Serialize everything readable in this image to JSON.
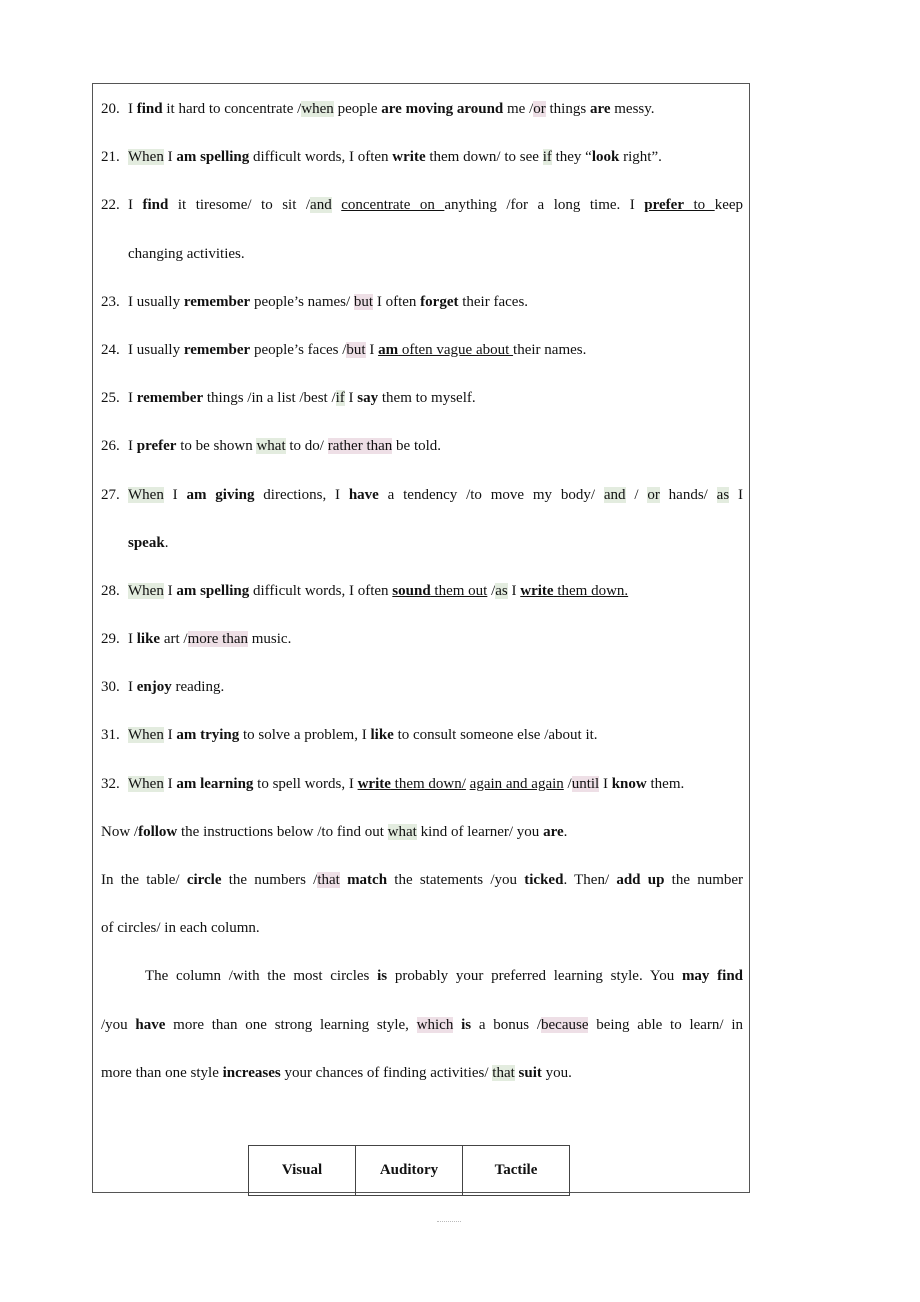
{
  "items": [
    {
      "num": "20.",
      "lines": [
        [
          {
            "t": "I "
          },
          {
            "t": "find",
            "f": "b"
          },
          {
            "t": " it hard to concentrate /"
          },
          {
            "t": "when",
            "f": "hg"
          },
          {
            "t": " people "
          },
          {
            "t": "are moving around",
            "f": "b"
          },
          {
            "t": " me /"
          },
          {
            "t": "or",
            "f": "hp"
          },
          {
            "t": " things "
          },
          {
            "t": "are",
            "f": "b"
          },
          {
            "t": " messy."
          }
        ]
      ]
    },
    {
      "num": "21.",
      "lines": [
        [
          {
            "t": "When",
            "f": "hg"
          },
          {
            "t": " I "
          },
          {
            "t": "am spelling",
            "f": "b"
          },
          {
            "t": " difficult words, I often "
          },
          {
            "t": "write",
            "f": "b"
          },
          {
            "t": " them down/ to see "
          },
          {
            "t": "if",
            "f": "hg"
          },
          {
            "t": " they “"
          },
          {
            "t": "look",
            "f": "b"
          },
          {
            "t": " right”."
          }
        ]
      ]
    },
    {
      "num": "22.",
      "lines": [
        [
          {
            "t": "I "
          },
          {
            "t": "find",
            "f": "b"
          },
          {
            "t": " it tiresome/ to sit /"
          },
          {
            "t": "and",
            "f": "hg"
          },
          {
            "t": " "
          },
          {
            "t": "concentrate on ",
            "f": "u"
          },
          {
            "t": "anything /for a long time. I "
          },
          {
            "t": "prefer",
            "f": "bu"
          },
          {
            "t": " to ",
            "f": "u"
          },
          {
            "t": "keep"
          }
        ],
        [
          {
            "t": "changing activities."
          }
        ]
      ],
      "justify": [
        true,
        false
      ]
    },
    {
      "num": "23.",
      "lines": [
        [
          {
            "t": "I usually "
          },
          {
            "t": "remember",
            "f": "b"
          },
          {
            "t": " people’s names/ "
          },
          {
            "t": "but",
            "f": "hp"
          },
          {
            "t": " I often "
          },
          {
            "t": "forget",
            "f": "b"
          },
          {
            "t": " their faces."
          }
        ]
      ]
    },
    {
      "num": "24.",
      "lines": [
        [
          {
            "t": "I usually "
          },
          {
            "t": "remember",
            "f": "b"
          },
          {
            "t": " people’s faces /"
          },
          {
            "t": "but",
            "f": "hp"
          },
          {
            "t": " I "
          },
          {
            "t": "am",
            "f": "bu"
          },
          {
            "t": " often vague about ",
            "f": "u"
          },
          {
            "t": "their names."
          }
        ]
      ]
    },
    {
      "num": "25.",
      "lines": [
        [
          {
            "t": "I "
          },
          {
            "t": "remember",
            "f": "b"
          },
          {
            "t": " things /in a list /best /"
          },
          {
            "t": "if",
            "f": "hg"
          },
          {
            "t": " I "
          },
          {
            "t": "say",
            "f": "b"
          },
          {
            "t": " them to myself."
          }
        ]
      ]
    },
    {
      "num": "26.",
      "lines": [
        [
          {
            "t": "I "
          },
          {
            "t": "prefer",
            "f": "b"
          },
          {
            "t": " to be shown "
          },
          {
            "t": "what",
            "f": "hg"
          },
          {
            "t": " to do/ "
          },
          {
            "t": "rather than",
            "f": "hp"
          },
          {
            "t": " be told."
          }
        ]
      ]
    },
    {
      "num": "27.",
      "lines": [
        [
          {
            "t": "When",
            "f": "hg"
          },
          {
            "t": " I "
          },
          {
            "t": "am giving",
            "f": "b"
          },
          {
            "t": " directions, I "
          },
          {
            "t": "have",
            "f": "b"
          },
          {
            "t": " a tendency /to move my body/ "
          },
          {
            "t": "and",
            "f": "hg"
          },
          {
            "t": " / "
          },
          {
            "t": "or",
            "f": "hg"
          },
          {
            "t": " hands/ "
          },
          {
            "t": "as",
            "f": "hg"
          },
          {
            "t": " I"
          }
        ],
        [
          {
            "t": "speak",
            "f": "b"
          },
          {
            "t": "."
          }
        ]
      ],
      "justify": [
        true,
        false
      ]
    },
    {
      "num": "28.",
      "lines": [
        [
          {
            "t": "When",
            "f": "hg"
          },
          {
            "t": " I "
          },
          {
            "t": "am spelling",
            "f": "b"
          },
          {
            "t": " difficult words, I often "
          },
          {
            "t": "sound",
            "f": "bu"
          },
          {
            "t": " them out",
            "f": "u"
          },
          {
            "t": " /"
          },
          {
            "t": "as",
            "f": "hg"
          },
          {
            "t": " I "
          },
          {
            "t": "write",
            "f": "bu"
          },
          {
            "t": " them down.",
            "f": "u"
          }
        ]
      ]
    },
    {
      "num": "29.",
      "lines": [
        [
          {
            "t": "I "
          },
          {
            "t": "like",
            "f": "b"
          },
          {
            "t": " art /"
          },
          {
            "t": "more than",
            "f": "hp"
          },
          {
            "t": " music."
          }
        ]
      ]
    },
    {
      "num": "30.",
      "lines": [
        [
          {
            "t": "I "
          },
          {
            "t": "enjoy",
            "f": "b"
          },
          {
            "t": " reading."
          }
        ]
      ]
    },
    {
      "num": "31.",
      "lines": [
        [
          {
            "t": "When",
            "f": "hg"
          },
          {
            "t": " I "
          },
          {
            "t": "am trying",
            "f": "b"
          },
          {
            "t": " to solve a problem, I "
          },
          {
            "t": "like",
            "f": "b"
          },
          {
            "t": " to consult someone else /about it."
          }
        ]
      ]
    },
    {
      "num": "32.",
      "lines": [
        [
          {
            "t": "When",
            "f": "hg"
          },
          {
            "t": " I "
          },
          {
            "t": "am learning",
            "f": "b"
          },
          {
            "t": " to spell words, I "
          },
          {
            "t": "write",
            "f": "bu"
          },
          {
            "t": " them down/",
            "f": "u"
          },
          {
            "t": " "
          },
          {
            "t": "again and again",
            "f": "u"
          },
          {
            "t": " /"
          },
          {
            "t": "until",
            "f": "hp"
          },
          {
            "t": " I "
          },
          {
            "t": "know",
            "f": "b"
          },
          {
            "t": " them."
          }
        ]
      ]
    }
  ],
  "paragraphs": [
    {
      "lines": [
        [
          {
            "t": "Now /"
          },
          {
            "t": "follow",
            "f": "b"
          },
          {
            "t": " the instructions below /to find out "
          },
          {
            "t": "what",
            "f": "hg"
          },
          {
            "t": " kind of learner/ you "
          },
          {
            "t": "are",
            "f": "b"
          },
          {
            "t": "."
          }
        ]
      ]
    },
    {
      "lines": [
        [
          {
            "t": "In the table/ "
          },
          {
            "t": "circle",
            "f": "b"
          },
          {
            "t": " the numbers /"
          },
          {
            "t": "that",
            "f": "hp"
          },
          {
            "t": " "
          },
          {
            "t": "match",
            "f": "b"
          },
          {
            "t": " the statements /you "
          },
          {
            "t": "ticked",
            "f": "b"
          },
          {
            "t": ". Then/ "
          },
          {
            "t": "add up",
            "f": "b"
          },
          {
            "t": " the number"
          }
        ],
        [
          {
            "t": "of circles/ in each column."
          }
        ]
      ],
      "justify": [
        true,
        false
      ]
    },
    {
      "indent": true,
      "lines": [
        [
          {
            "t": "The column /with the most circles "
          },
          {
            "t": "is",
            "f": "b"
          },
          {
            "t": " probably your preferred learning style. You "
          },
          {
            "t": "may find",
            "f": "b"
          }
        ],
        [
          {
            "t": "/you "
          },
          {
            "t": "have",
            "f": "b"
          },
          {
            "t": " more than one strong learning style, "
          },
          {
            "t": "which",
            "f": "hp"
          },
          {
            "t": " "
          },
          {
            "t": "is",
            "f": "b"
          },
          {
            "t": " a bonus /"
          },
          {
            "t": "because",
            "f": "hp"
          },
          {
            "t": " being able to learn/ in"
          }
        ],
        [
          {
            "t": "more than one style "
          },
          {
            "t": "increases",
            "f": "b"
          },
          {
            "t": " your chances of finding activities/ "
          },
          {
            "t": "that",
            "f": "hg"
          },
          {
            "t": " "
          },
          {
            "t": "suit",
            "f": "b"
          },
          {
            "t": " you."
          }
        ]
      ],
      "justify": [
        true,
        true,
        false
      ]
    }
  ],
  "table": {
    "headers": [
      "Visual",
      "Auditory",
      "Tactile"
    ]
  }
}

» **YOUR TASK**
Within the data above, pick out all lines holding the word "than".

» **TASK ANSWER**
            "t": "rather than",
            "t": "more than",
            "t": " more than one strong learning style, "
            "t": "more than one style "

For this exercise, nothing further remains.